_WHAT TO PRODUCE_.
Take the data below and filter it for lines containing the word "creator"; show each line found.

*** Opening of MATERIAL FOR THE TASK ***

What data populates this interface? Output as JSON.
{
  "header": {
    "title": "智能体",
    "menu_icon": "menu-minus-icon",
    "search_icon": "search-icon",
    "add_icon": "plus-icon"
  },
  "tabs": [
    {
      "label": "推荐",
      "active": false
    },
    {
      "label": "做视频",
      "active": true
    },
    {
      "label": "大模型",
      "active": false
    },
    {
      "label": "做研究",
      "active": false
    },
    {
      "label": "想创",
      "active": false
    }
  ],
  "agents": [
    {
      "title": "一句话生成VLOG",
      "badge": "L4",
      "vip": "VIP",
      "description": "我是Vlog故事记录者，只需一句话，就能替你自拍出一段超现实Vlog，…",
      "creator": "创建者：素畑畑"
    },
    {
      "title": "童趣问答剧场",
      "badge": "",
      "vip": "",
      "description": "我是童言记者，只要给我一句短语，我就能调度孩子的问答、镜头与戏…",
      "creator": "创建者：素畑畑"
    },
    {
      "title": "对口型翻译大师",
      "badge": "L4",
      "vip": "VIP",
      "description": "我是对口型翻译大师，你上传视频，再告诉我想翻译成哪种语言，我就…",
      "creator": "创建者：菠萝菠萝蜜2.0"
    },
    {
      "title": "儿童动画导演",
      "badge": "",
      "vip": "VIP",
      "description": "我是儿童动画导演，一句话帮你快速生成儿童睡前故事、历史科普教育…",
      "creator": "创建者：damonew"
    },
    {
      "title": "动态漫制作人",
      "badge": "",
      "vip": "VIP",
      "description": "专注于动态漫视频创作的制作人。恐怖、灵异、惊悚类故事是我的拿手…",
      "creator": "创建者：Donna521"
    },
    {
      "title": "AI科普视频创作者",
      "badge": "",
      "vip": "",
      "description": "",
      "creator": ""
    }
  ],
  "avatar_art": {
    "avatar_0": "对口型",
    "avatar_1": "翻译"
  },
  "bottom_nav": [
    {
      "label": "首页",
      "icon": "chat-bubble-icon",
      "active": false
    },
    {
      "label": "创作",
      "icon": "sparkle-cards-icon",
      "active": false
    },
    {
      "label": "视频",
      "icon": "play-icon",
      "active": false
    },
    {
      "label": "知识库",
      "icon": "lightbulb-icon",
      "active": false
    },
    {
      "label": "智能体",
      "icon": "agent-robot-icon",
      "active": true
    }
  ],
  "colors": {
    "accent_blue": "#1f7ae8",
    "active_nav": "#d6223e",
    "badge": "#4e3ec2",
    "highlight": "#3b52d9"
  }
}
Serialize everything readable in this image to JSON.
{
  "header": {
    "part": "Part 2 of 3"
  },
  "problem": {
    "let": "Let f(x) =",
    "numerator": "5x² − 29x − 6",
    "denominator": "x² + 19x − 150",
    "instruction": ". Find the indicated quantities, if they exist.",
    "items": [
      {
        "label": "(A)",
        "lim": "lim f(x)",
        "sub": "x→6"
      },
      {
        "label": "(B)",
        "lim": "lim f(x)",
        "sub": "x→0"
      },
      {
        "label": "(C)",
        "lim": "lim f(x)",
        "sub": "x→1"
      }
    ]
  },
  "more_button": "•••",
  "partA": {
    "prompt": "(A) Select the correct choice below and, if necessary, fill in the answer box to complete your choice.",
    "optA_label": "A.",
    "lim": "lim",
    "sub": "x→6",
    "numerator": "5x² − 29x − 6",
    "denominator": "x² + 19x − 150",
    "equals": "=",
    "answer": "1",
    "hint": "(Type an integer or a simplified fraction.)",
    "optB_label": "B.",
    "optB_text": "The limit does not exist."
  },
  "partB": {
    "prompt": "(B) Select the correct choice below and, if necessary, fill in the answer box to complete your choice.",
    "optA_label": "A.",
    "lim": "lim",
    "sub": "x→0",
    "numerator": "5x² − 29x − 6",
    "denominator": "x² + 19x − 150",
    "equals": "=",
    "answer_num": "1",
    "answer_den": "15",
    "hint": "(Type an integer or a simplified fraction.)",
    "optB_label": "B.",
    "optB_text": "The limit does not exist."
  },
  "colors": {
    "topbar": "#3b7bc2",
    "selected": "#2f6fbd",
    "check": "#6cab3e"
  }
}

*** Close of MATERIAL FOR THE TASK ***

_TASK RESULT_.
      "creator": "创建者：素畑畑"
      "creator": "创建者：素畑畑"
      "creator": "创建者：菠萝菠萝蜜2.0"
      "creator": "创建者：damonew"
      "creator": "创建者：Donna521"
      "creator": ""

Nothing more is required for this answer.